2. Fintechs Versus Banks
As technology and innovation develop, many expect the emergence and growth of fintechs to pose a major threat to banks.
Banks have several factors that limit innovation, like challenges with internal communication, large organizations that slow procedures, and challenges with generating appropriate incentives.
Fintechs, on the other hand, would be inherently agile, innovative and disruptive, and they would work at the forefront of technological knowledge and mobility.
While this is logical, this isn't the path fintechs are following. Instead, many of them are emerging as support to banks and existing fintechs.
The goals of the companies participating in Finovate Spring supported this idea. They're focusing on granting mortgages, creating end-to-end lending systems, developing systems for credit analysis, and performing optimization comparison systems of loans and financial services. In general, they're executing white label platforms for banks.
As a result, fintechs themselves would be doing nothing to revolutionize the financial system, but it would help improve the players in the current system.

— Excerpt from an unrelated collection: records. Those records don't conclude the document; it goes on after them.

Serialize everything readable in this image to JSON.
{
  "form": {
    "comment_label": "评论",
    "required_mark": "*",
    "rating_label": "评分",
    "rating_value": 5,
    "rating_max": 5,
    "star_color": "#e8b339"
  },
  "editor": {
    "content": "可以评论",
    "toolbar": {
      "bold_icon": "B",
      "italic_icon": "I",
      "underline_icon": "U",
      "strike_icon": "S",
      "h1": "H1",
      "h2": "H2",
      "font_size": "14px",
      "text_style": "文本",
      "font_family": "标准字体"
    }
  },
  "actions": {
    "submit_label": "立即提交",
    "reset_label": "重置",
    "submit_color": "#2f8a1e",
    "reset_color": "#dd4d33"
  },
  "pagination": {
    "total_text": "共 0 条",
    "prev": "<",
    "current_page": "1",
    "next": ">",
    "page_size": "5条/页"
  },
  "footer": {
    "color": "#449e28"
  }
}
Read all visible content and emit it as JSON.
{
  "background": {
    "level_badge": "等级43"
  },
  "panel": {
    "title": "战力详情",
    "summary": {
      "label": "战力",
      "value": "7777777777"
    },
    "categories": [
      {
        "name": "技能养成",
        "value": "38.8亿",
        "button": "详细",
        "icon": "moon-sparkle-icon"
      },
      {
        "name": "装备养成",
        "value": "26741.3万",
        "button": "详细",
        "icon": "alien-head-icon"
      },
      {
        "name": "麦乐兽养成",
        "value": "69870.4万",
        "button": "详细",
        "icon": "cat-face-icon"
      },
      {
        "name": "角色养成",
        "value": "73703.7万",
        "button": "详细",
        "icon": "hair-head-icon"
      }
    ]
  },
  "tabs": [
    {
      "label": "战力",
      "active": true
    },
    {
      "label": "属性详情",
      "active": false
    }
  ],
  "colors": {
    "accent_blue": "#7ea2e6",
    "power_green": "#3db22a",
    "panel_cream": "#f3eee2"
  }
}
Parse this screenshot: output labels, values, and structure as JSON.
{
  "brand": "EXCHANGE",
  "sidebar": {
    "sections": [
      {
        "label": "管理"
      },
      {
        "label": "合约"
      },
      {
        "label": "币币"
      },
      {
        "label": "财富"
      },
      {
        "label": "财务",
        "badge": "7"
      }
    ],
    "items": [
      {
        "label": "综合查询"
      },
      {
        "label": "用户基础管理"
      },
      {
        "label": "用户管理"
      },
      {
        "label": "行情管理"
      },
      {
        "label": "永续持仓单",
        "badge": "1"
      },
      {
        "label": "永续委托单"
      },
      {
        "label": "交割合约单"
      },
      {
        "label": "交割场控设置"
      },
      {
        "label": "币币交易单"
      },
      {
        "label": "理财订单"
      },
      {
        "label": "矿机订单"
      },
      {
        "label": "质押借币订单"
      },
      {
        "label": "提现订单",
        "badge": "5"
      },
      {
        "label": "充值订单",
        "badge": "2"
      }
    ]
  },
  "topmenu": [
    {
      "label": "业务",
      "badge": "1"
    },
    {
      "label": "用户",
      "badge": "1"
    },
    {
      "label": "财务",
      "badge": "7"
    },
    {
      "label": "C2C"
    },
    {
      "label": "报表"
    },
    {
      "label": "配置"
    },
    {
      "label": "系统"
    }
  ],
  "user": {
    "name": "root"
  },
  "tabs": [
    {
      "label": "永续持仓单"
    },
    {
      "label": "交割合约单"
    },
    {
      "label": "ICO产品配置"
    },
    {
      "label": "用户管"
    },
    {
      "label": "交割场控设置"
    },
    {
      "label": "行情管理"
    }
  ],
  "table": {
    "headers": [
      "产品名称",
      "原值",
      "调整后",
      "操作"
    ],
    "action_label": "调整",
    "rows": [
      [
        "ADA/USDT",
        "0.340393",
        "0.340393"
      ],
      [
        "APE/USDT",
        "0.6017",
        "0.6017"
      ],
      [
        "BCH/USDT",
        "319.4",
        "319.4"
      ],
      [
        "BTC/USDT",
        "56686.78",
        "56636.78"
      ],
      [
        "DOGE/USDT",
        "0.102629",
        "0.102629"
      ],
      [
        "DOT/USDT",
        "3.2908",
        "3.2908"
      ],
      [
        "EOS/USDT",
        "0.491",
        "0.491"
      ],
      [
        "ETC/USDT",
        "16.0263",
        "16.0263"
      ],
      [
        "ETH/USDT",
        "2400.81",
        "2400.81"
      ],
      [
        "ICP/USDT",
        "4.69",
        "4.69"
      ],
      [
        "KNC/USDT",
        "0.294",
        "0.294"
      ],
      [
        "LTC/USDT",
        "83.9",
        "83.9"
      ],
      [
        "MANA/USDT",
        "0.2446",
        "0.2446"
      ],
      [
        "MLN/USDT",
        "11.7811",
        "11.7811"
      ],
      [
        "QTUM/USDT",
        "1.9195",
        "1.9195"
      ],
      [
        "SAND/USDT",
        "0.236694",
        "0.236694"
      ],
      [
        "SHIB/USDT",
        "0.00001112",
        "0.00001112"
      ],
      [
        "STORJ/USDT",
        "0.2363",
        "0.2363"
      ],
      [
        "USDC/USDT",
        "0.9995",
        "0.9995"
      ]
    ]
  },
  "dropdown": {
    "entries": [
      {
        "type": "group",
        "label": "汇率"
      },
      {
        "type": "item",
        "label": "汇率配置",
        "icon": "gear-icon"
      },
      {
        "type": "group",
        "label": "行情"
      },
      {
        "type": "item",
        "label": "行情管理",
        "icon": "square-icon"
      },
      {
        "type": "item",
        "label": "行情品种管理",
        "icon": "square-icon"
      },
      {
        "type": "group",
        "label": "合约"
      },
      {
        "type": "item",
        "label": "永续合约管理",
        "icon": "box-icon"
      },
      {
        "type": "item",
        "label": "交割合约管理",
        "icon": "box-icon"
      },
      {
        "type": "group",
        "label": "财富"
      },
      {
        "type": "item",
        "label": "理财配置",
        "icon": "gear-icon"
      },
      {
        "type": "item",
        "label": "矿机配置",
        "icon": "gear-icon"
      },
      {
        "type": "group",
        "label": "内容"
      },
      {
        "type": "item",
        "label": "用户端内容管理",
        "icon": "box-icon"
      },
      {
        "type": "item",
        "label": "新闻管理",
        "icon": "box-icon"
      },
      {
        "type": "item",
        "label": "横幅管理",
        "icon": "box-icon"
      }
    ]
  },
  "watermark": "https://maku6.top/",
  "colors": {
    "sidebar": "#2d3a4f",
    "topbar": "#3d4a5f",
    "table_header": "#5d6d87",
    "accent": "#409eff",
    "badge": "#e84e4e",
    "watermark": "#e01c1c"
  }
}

3. Revolutionary Boys
For those who associate Silicon Valley innovation with young Bill Gates or Steve Jobs in his 20s, we hate to disappoint. Instead, I estimate that more than 80% of startups have been started by founders and creators older than age 40.
I noticed a similar pattern at the Endeavor Retreat with the entrepreneurs of companies linked to the financial segment. What may seem disappointing at first glance is actually refreshing: Innovation has no age.
4. Startups Versus Products
Not all the Finovate presentations came from startups. Mature and established companies also take advantage of the event's ecosystem to demonstrate their newly released products that contribute to the fintech sector. IBM, for example, has demonstrated its phishing detection system at Finovate.
5. The End of Fraud?
In a world of technological and mobile advancements and an era of immediately available information, shouldn't fraud be decreasing in frequency?
On the contrary: The more platforms operating financial resources that exist, the more fraud risk management is needed. I counted at least 10 startups focused on authentication, identification or other forms of fraud prevention, by means of register centralization, biometrics, document copies, etc.
The American trend toward fraud prevention continues to be from companies wanting to attack the problem of fraud through 100% technological solutions. The widespread delivery of tools makes it even more difficult for financial institutions to actually solve their problems.
But there are big changes on the horizon. Although we're still far from the eye of the hurricane, we can see heavy clouds on the horizon of the global financial market.
Currently, it's up to the banks to learn to coexist with this new environment and to live with a consumer who relies more on possibilities and less on bureaucracy.
And what does all this mean for ClearSale? New technologies bring new possibilities, and we should expect to see entire markets being transformed, especially in the digital context.
It's essential to keep innovating in the core business and, if possible, participate and be an advocate for our own market's transformation.
Originally published on Endeavor’s website.